I really don’t have much of a clue who reads what around here—I mean, I’m just sayin’, but…we do have a comments section, you know—but if you happened to have caught my column from April 25, then you already know a little bit about how I felt about Starz’s “Magic City” when it first hit the airwaves. At the time I wrote about it, however, I’d only seen the first three episodes, so I couldn’t really offer much in the way on incisive commentary. Indeed, to save you from clicking on the above link, the bullet points of my brief discussion of the series were…
1. It looks great.
2. The second episode rehashed too much of the pilot, but the third episode was much better.
3. As far as the cast goes, Danny Huston makes a great bad-ass, Jeffrey Dean Morgan is in fine form as well, and although Alex Rocco’s storyline was a bit schmaltzy for my tastes, he’s still Alex Rocco, which means his scenes are worth seeing simply because he’s in them.

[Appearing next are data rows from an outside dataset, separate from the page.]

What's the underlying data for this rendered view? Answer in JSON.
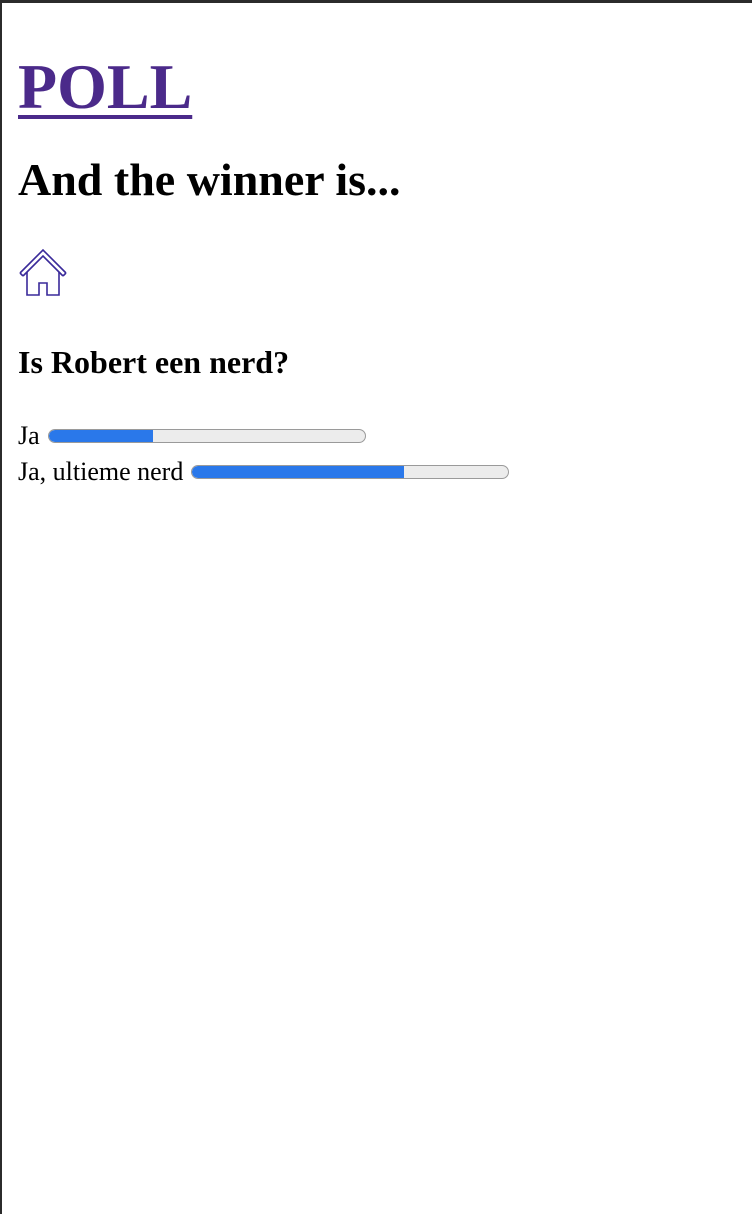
{
  "site": {
    "title": "POLL"
  },
  "page": {
    "headline": "And the winner is..."
  },
  "home_icon": "home-icon",
  "poll": {
    "question": "Is Robert een nerd?",
    "results": [
      {
        "label": "Ja",
        "fraction": 0.33
      },
      {
        "label": "Ja, ultieme nerd",
        "fraction": 0.67
      }
    ]
  },
  "colors": {
    "link": "#4b2a8a",
    "bar_fill": "#2a78ea",
    "bar_track": "#ececec"
  }
}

All things considered, it’s probably best that I hadn’t yet seen the fourth episode when I wrote about the series, since not only did it prove to be the most disappointing installment of the entire season, but it left such a bad taste in my mouth—I believe the precise phrase I used to describe the series at the time was “infuriatingly inconsistent”—that, if I’m to be honest, I could’ve flipped a coin to decide my thoughts on whether it was going to get better or worse in the coming weeks. Pretty much all of the good will it had built up in the preceding three weeks had been shot all to hell in the span of a single hour.
Thank God it got better. In fact, it got so much better that, now that Magic City: The Complete First Season has been released on DVD and Blu-ray, I have absolutely no hesitation about recommending it as a must-buy. I really can’t speak to what happened behind the scenes to turn the series around in such a dramatic fashion, but it was one of the most impressive TV turnarounds I’ve ever seen.

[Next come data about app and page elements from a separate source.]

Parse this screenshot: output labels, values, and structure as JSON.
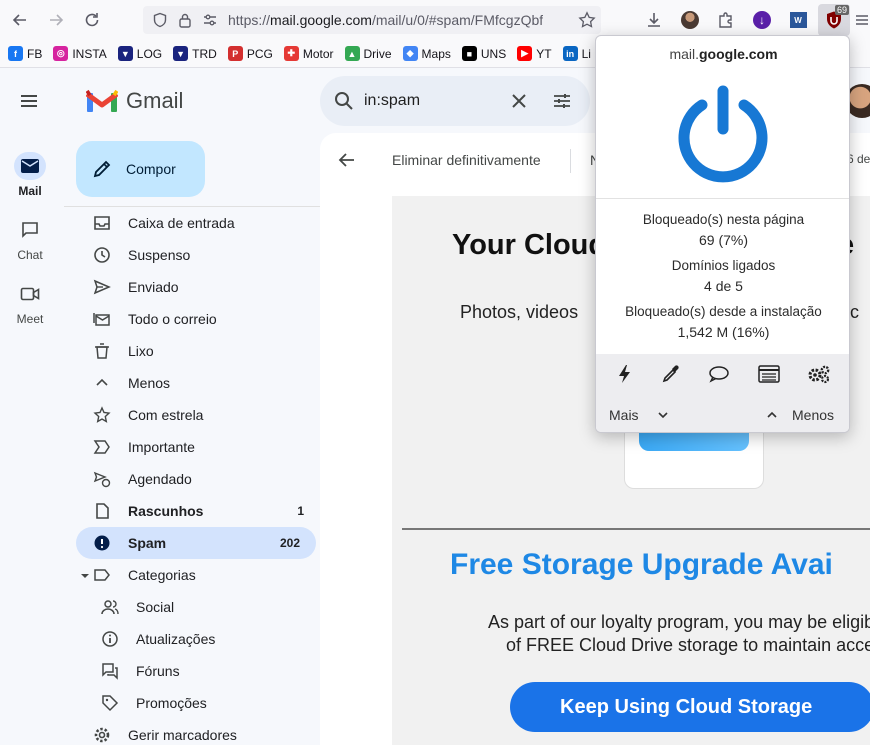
{
  "browser": {
    "url_prefix": "https://",
    "url_domain": "mail.google.com",
    "url_rest": "/mail/u/0/#spam/FMfcgzQbf",
    "ublock_badge": "69"
  },
  "bookmarks": [
    {
      "label": "FB",
      "color": "#1877f2",
      "glyph": "f"
    },
    {
      "label": "INSTA",
      "color": "#d6249f",
      "glyph": "◎"
    },
    {
      "label": "LOG",
      "color": "#1a237e",
      "glyph": "▼"
    },
    {
      "label": "TRD",
      "color": "#1a237e",
      "glyph": "▼"
    },
    {
      "label": "PCG",
      "color": "#d32f2f",
      "glyph": "P"
    },
    {
      "label": "Motor",
      "color": "#e53935",
      "glyph": "✚"
    },
    {
      "label": "Drive",
      "color": "#34a853",
      "glyph": "▲"
    },
    {
      "label": "Maps",
      "color": "#4285f4",
      "glyph": "◆"
    },
    {
      "label": "UNS",
      "color": "#000000",
      "glyph": "■"
    },
    {
      "label": "YT",
      "color": "#ff0000",
      "glyph": "▶"
    },
    {
      "label": "Li",
      "color": "#0a66c2",
      "glyph": "in"
    }
  ],
  "gmail": {
    "app_name": "Gmail",
    "search_query": "in:spam",
    "compose_label": "Compor",
    "rail": [
      {
        "label": "Mail",
        "icon": "mail-icon",
        "active": true
      },
      {
        "label": "Chat",
        "icon": "chat-icon",
        "active": false
      },
      {
        "label": "Meet",
        "icon": "video-icon",
        "active": false
      }
    ],
    "nav": [
      {
        "label": "Caixa de entrada",
        "icon": "inbox-icon",
        "count": ""
      },
      {
        "label": "Suspenso",
        "icon": "clock-icon",
        "count": ""
      },
      {
        "label": "Enviado",
        "icon": "send-icon",
        "count": ""
      },
      {
        "label": "Todo o correio",
        "icon": "all-mail-icon",
        "count": ""
      },
      {
        "label": "Lixo",
        "icon": "trash-icon",
        "count": ""
      },
      {
        "label": "Menos",
        "icon": "chevron-up-icon",
        "count": ""
      },
      {
        "label": "Com estrela",
        "icon": "star-icon",
        "count": ""
      },
      {
        "label": "Importante",
        "icon": "important-icon",
        "count": ""
      },
      {
        "label": "Agendado",
        "icon": "scheduled-icon",
        "count": ""
      },
      {
        "label": "Rascunhos",
        "icon": "draft-icon",
        "count": "1",
        "bold": true
      },
      {
        "label": "Spam",
        "icon": "spam-icon",
        "count": "202",
        "bold": true,
        "active": true
      },
      {
        "label": "Categorias",
        "icon": "label-icon",
        "count": ""
      },
      {
        "label": "Social",
        "icon": "people-icon",
        "count": "",
        "sub": true
      },
      {
        "label": "Atualizações",
        "icon": "info-icon",
        "count": "",
        "sub": true
      },
      {
        "label": "Fóruns",
        "icon": "forum-icon",
        "count": "",
        "sub": true
      },
      {
        "label": "Promoções",
        "icon": "tag-icon",
        "count": "",
        "sub": true
      },
      {
        "label": "Gerir marcadores",
        "icon": "gear-icon",
        "count": ""
      }
    ],
    "toolbar": {
      "delete_forever": "Eliminar definitivamente",
      "not_spam_partial": "N",
      "counter_partial": "6 de"
    }
  },
  "email": {
    "headline": "Your  Cloud",
    "headline_tail": "e",
    "subline": "Photos,  videos",
    "subline_tail": "oc",
    "storage_title": "Free Storage Upgrade Avai",
    "storage_p1": "As part of our loyalty program, you may be eligible to r",
    "storage_p2": "of FREE Cloud Drive storage to maintain access to",
    "cta": "Keep Using Cloud Storage"
  },
  "popup": {
    "domain_prefix": "mail.",
    "domain_bold": "google.com",
    "blocked_page_label": "Bloqueado(s) nesta página",
    "blocked_page_value": "69 (7%)",
    "domains_label": "Domínios ligados",
    "domains_value": "4 de 5",
    "blocked_install_label": "Bloqueado(s) desde a instalação",
    "blocked_install_value": "1,542 M (16%)",
    "more_label": "Mais",
    "less_label": "Menos",
    "power_color": "#1778d4"
  }
}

It had to happen eventually: I don’t have a column.
Well, not really, anyway. I mean, normally, I’ve got an interview or a preview of a new series or a commentary on an existing TV series, and it’s enough to fill up an entire column, but not this time. Between all the writing, transcribing, and family matters going on over the past few weeks, I’ve had precious little time to watch TV these past few weeks, and what I have watched has tended to be in short spurts, which means that I’m way behind on just about all of my favorite shows. Mind you, that’s not to say that I don’t have anything to say. I’m just going to kind of run through some of the things I’ve been watching lately – some new, some old – and offer up my thoughts about them.
First up: the same show just about everyone else was talking about this morning:
Late Night with Jimmy Fallon
Seems like only yesterday that I walked up to Jimmy Fallon at the TCA Press Tour and asked him outright if he was scared shitless about starting his talk show. (His response: “Why, yes. Yes, I am.”) Now look at the guy: slow-jamming the news with the President of the United States. You know, I’d say “I don’t care what your politics are, that’s just awesome,” but I know Republicans better than that. I will, however, note that President Obama earned a little extra respect from me for taking the time to give a shout-out to Key & Peele. It wouldn’t surprise me if you forgot that I talked to them back in January, since the piece didn’t get so much as a single comment, but they’re a hilarious couple of guys, and they deserve all the success they’ve been getting with their Comedy Central Series. But I digress. Here’s that slow jam I mentioned, just in case you haven’t caught it yet:
Dancing with the Stars
If you’re a parent, I’m sure I don’t have to tell you that the addition of children to your life inevitably results in a number of changes to your lifestyle, but one of the most crucial is how it affects your TV viewing habits. It seems like it’d be easy to tell a little kid what they’re going to watch, but you’d be surprised. Battles are often fought in our living room over what I want to watch versus what my daughter calls “my shows,” a short list which includes a variety of programming that I have no interested in sitting through. As such, my wife and I regularly try to find shows that are at least somewhat of a middle ground for us all, thereby avoiding these arguments with a little lass who’s 1/4 my size, and in an effort to avoid watching “Dance Moms” at all cost, I finally asked a question I never thought would come out of my mouth: “Do you want to try ‘Dancing with the Stars’?”